Mona Arshi explores one of the oldest poetic forms, the ghazal, it’s canonical form and what happens when it is transformed into the ‘postmodern.’ Can you adapt or repurpose the ghazal with contemporary Western poetics? What elements are kept and what elements can be omitted or adapted to retain to the essential spirit of the ghazal? What is the affect if you dispense with the rhyme, refrain, couplets or signature elements of the form? Writing a ghazal takes you into a different terrain, culturally, musically and also in terms of philosophy .What are the challenges that are brought to bear when Western poets take up the form in English?
Mona will look at the foundations and philosophy of ghazals and explore a different ways that poets across the globe are re-engaging with this mercurial form using different examples from a variety of authors including Agha Shahid Ali and Mimi Khalvati, and Australian writers such as Judith Wright and Philip Slalom.
There will be plenty of time for discussion and to ask your questions about how to read and write ghazals.
If you came to her ghazal masterclass in April, there will be considerable overlap reflecting on the features of the ghazal, but she will look at different examples.

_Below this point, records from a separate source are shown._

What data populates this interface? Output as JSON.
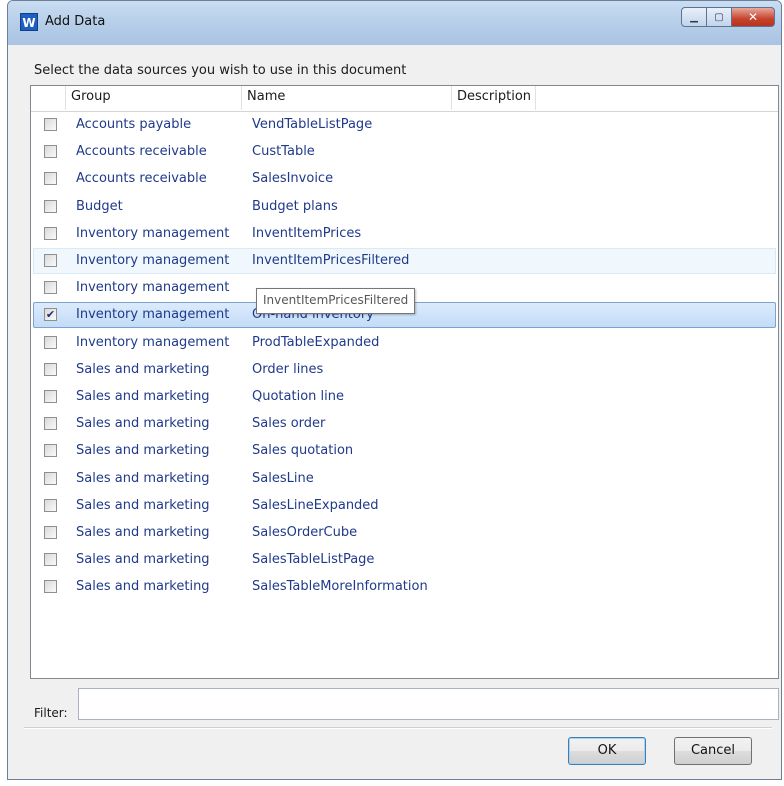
{
  "window": {
    "title": "Add Data",
    "icon_letter": "W",
    "minimize_symbol": "▁",
    "maximize_symbol": "▢",
    "close_symbol": "✕"
  },
  "instruction": "Select the data sources you wish to use in this document",
  "columns": [
    "Group",
    "Name",
    "Description"
  ],
  "rows": [
    {
      "group": "Accounts payable",
      "name": "VendTableListPage",
      "checked": false
    },
    {
      "group": "Accounts receivable",
      "name": "CustTable",
      "checked": false
    },
    {
      "group": "Accounts receivable",
      "name": "SalesInvoice",
      "checked": false
    },
    {
      "group": "Budget",
      "name": "Budget plans",
      "checked": false
    },
    {
      "group": "Inventory management",
      "name": "InventItemPrices",
      "checked": false
    },
    {
      "group": "Inventory management",
      "name": "InventItemPricesFiltered",
      "checked": false,
      "state": "hover"
    },
    {
      "group": "Inventory management",
      "name": "",
      "checked": false
    },
    {
      "group": "Inventory management",
      "name": "On-hand inventory",
      "checked": true,
      "state": "selected"
    },
    {
      "group": "Inventory management",
      "name": "ProdTableExpanded",
      "checked": false
    },
    {
      "group": "Sales and marketing",
      "name": "Order lines",
      "checked": false
    },
    {
      "group": "Sales and marketing",
      "name": "Quotation line",
      "checked": false
    },
    {
      "group": "Sales and marketing",
      "name": "Sales order",
      "checked": false
    },
    {
      "group": "Sales and marketing",
      "name": "Sales quotation",
      "checked": false
    },
    {
      "group": "Sales and marketing",
      "name": "SalesLine",
      "checked": false
    },
    {
      "group": "Sales and marketing",
      "name": "SalesLineExpanded",
      "checked": false
    },
    {
      "group": "Sales and marketing",
      "name": "SalesOrderCube",
      "checked": false
    },
    {
      "group": "Sales and marketing",
      "name": "SalesTableListPage",
      "checked": false
    },
    {
      "group": "Sales and marketing",
      "name": "SalesTableMoreInformation",
      "checked": false
    }
  ],
  "tooltip": "InventItemPricesFiltered",
  "filter": {
    "label": "Filter:",
    "value": ""
  },
  "buttons": {
    "ok": "OK",
    "cancel": "Cancel"
  },
  "colors": {
    "selected_row": "#c2dcf7",
    "hover_row": "#f1f8fd",
    "link_text": "#1f3a8a"
  }
}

The Ghazal: The ghazal is composed of couplets often sung, with intonations of melancholy, love, longing and metaphysical questions. It has it’s roots in 7th Century Arabia and was picked up in the 13th & 14th Century by Persian poets such as Rumi & Hafiz. In the 18th Century, the form thrived in Urdu.
Mona Arshi worked as a Human rights lawyer at Liberty before she started writing poetry. Her debut collection ‘Small Hands’ won the Forward Prize for best first collection in 2015. Her poems and interviews have been published in The Times, The Guardian, Granta and The Times of India as well as on the London Underground. Mona’s second collection ‘Dear Big Gods’ was published in 2019 by Liverpool University Press. Her debut novel ‘Somebody Loves You’ is published in 2021. In the last few years Mona has judged some of the most prestigious poetry prizes in the UK, including the TS Eliot Prize, The Forwards, and The National Poetry Prize.
2 hr 30 mins
Limited to 16 people
Monday 25 October
DOUBLE CHECK YOUR TIMEZONES:
9.30am UK //4.30pm Western Australia // 7.30pm Australian AEDT e.g. Sydney
A useful link for checking other timezones: https://www.timeanddate.com/worldclock/meeting.html
£30 GBP (exchange rate automatically calculated by STRIPE)
Part of the UK/Australia Season of Culture: Who are we now? How can we describe, challenge or create new connections with our land and people in the 2020s? The masterclasses reflect on contemporary approaches to poetic techniques and forms.
If this event sells out, contact me using this form TO BE ADDED TO THE WAITING LIST – I often do draw on the waiting list. Include the name of the workshop.